▶ **WORK TO BE COMPLETED**:
Please repeat the data exactly. Any picture in it stays out.

▶ **MATERIAL SUPPLIED**:
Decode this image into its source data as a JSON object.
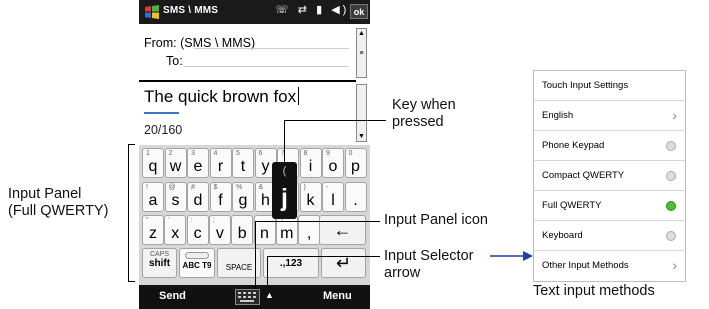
{
  "status_bar": {
    "title": "SMS \\ MMS",
    "icons": "☏ ⇄ ▮ ◀)",
    "ok_label": "ok"
  },
  "compose": {
    "from": "From: (SMS \\ MMS)",
    "to": "To:",
    "body": "The quick brown fox",
    "counter": "20/160"
  },
  "keyboard": {
    "row1": [
      {
        "top": "1",
        "main": "q"
      },
      {
        "top": "2",
        "main": "w"
      },
      {
        "top": "3",
        "main": "e"
      },
      {
        "top": "4",
        "main": "r"
      },
      {
        "top": "5",
        "main": "t"
      },
      {
        "top": "6",
        "main": "y"
      },
      {
        "top": "7",
        "main": "u"
      },
      {
        "top": "8",
        "main": "i"
      },
      {
        "top": "9",
        "main": "o"
      },
      {
        "top": "0",
        "main": "p"
      }
    ],
    "row2": [
      {
        "top": "!",
        "main": "a"
      },
      {
        "top": "@",
        "main": "s"
      },
      {
        "top": "#",
        "main": "d"
      },
      {
        "top": "$",
        "main": "f"
      },
      {
        "top": "%",
        "main": "g"
      },
      {
        "top": "&",
        "main": "h"
      },
      {
        "top": "*",
        "main": "j"
      },
      {
        "top": ")",
        "main": "k"
      },
      {
        "top": "-",
        "main": "l"
      },
      {
        "top": "",
        "main": "."
      }
    ],
    "row3": [
      {
        "top": "\"",
        "main": "z"
      },
      {
        "top": "'",
        "main": "x"
      },
      {
        "top": ":",
        "main": "c"
      },
      {
        "top": ";",
        "main": "v"
      },
      {
        "top": "",
        "main": "b"
      },
      {
        "top": "",
        "main": "n"
      },
      {
        "top": "?",
        "main": "m"
      },
      {
        "top": "",
        "main": ","
      }
    ],
    "backspace": "←",
    "caps_label": "CAPS",
    "shift_label": "shift",
    "abc_label": "ABC T9",
    "space_label": "SPACE",
    "num_label": ".,123",
    "enter": "↵",
    "popup_symbol": "(",
    "popup_key": "j"
  },
  "menu_bar": {
    "send": "Send",
    "menu": "Menu",
    "selector_arrow": "▲"
  },
  "callouts": {
    "key_pressed": [
      "Key when",
      "pressed"
    ],
    "input_panel": [
      "Input Panel",
      "(Full QWERTY)"
    ],
    "input_panel_icon": "Input Panel icon",
    "input_selector": [
      "Input Selector",
      "arrow"
    ],
    "text_input_methods": "Text input methods"
  },
  "input_methods": [
    {
      "label": "Touch Input Settings",
      "control": "none"
    },
    {
      "label": "English",
      "control": "chevron"
    },
    {
      "label": "Phone Keypad",
      "control": "radio-off"
    },
    {
      "label": "Compact QWERTY",
      "control": "radio-off"
    },
    {
      "label": "Full QWERTY",
      "control": "radio-on"
    },
    {
      "label": "Keyboard",
      "control": "radio-off"
    },
    {
      "label": "Other Input Methods",
      "control": "chevron"
    }
  ],
  "colors": {
    "radio_selected": "#4cbf2e",
    "underline": "#3a78c6"
  }
}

▶ **EXERCISE SOLUTION**:
Decode this image into its source data as a JSON object.
{
  "status_bar": {
    "title": "SMS \\ MMS",
    "icons": "☏ ⇄ ▮ ◀)",
    "ok_label": "ok"
  },
  "compose": {
    "from": "From: (SMS \\ MMS)",
    "to": "To:",
    "body": "The quick brown fox",
    "counter": "20/160"
  },
  "keyboard": {
    "row1": [
      {
        "top": "1",
        "main": "q"
      },
      {
        "top": "2",
        "main": "w"
      },
      {
        "top": "3",
        "main": "e"
      },
      {
        "top": "4",
        "main": "r"
      },
      {
        "top": "5",
        "main": "t"
      },
      {
        "top": "6",
        "main": "y"
      },
      {
        "top": "7",
        "main": "u"
      },
      {
        "top": "8",
        "main": "i"
      },
      {
        "top": "9",
        "main": "o"
      },
      {
        "top": "0",
        "main": "p"
      }
    ],
    "row2": [
      {
        "top": "!",
        "main": "a"
      },
      {
        "top": "@",
        "main": "s"
      },
      {
        "top": "#",
        "main": "d"
      },
      {
        "top": "$",
        "main": "f"
      },
      {
        "top": "%",
        "main": "g"
      },
      {
        "top": "&",
        "main": "h"
      },
      {
        "top": "*",
        "main": "j"
      },
      {
        "top": ")",
        "main": "k"
      },
      {
        "top": "-",
        "main": "l"
      },
      {
        "top": "",
        "main": "."
      }
    ],
    "row3": [
      {
        "top": "\"",
        "main": "z"
      },
      {
        "top": "'",
        "main": "x"
      },
      {
        "top": ":",
        "main": "c"
      },
      {
        "top": ";",
        "main": "v"
      },
      {
        "top": "",
        "main": "b"
      },
      {
        "top": "",
        "main": "n"
      },
      {
        "top": "?",
        "main": "m"
      },
      {
        "top": "",
        "main": ","
      }
    ],
    "backspace": "←",
    "caps_label": "CAPS",
    "shift_label": "shift",
    "abc_label": "ABC T9",
    "space_label": "SPACE",
    "num_label": ".,123",
    "enter": "↵",
    "popup_symbol": "(",
    "popup_key": "j"
  },
  "menu_bar": {
    "send": "Send",
    "menu": "Menu",
    "selector_arrow": "▲"
  },
  "callouts": {
    "key_pressed": [
      "Key when",
      "pressed"
    ],
    "input_panel": [
      "Input Panel",
      "(Full QWERTY)"
    ],
    "input_panel_icon": "Input Panel icon",
    "input_selector": [
      "Input Selector",
      "arrow"
    ],
    "text_input_methods": "Text input methods"
  },
  "input_methods": [
    {
      "label": "Touch Input Settings",
      "control": "none"
    },
    {
      "label": "English",
      "control": "chevron"
    },
    {
      "label": "Phone Keypad",
      "control": "radio-off"
    },
    {
      "label": "Compact QWERTY",
      "control": "radio-off"
    },
    {
      "label": "Full QWERTY",
      "control": "radio-on"
    },
    {
      "label": "Keyboard",
      "control": "radio-off"
    },
    {
      "label": "Other Input Methods",
      "control": "chevron"
    }
  ],
  "colors": {
    "radio_selected": "#4cbf2e",
    "underline": "#3a78c6"
  }
}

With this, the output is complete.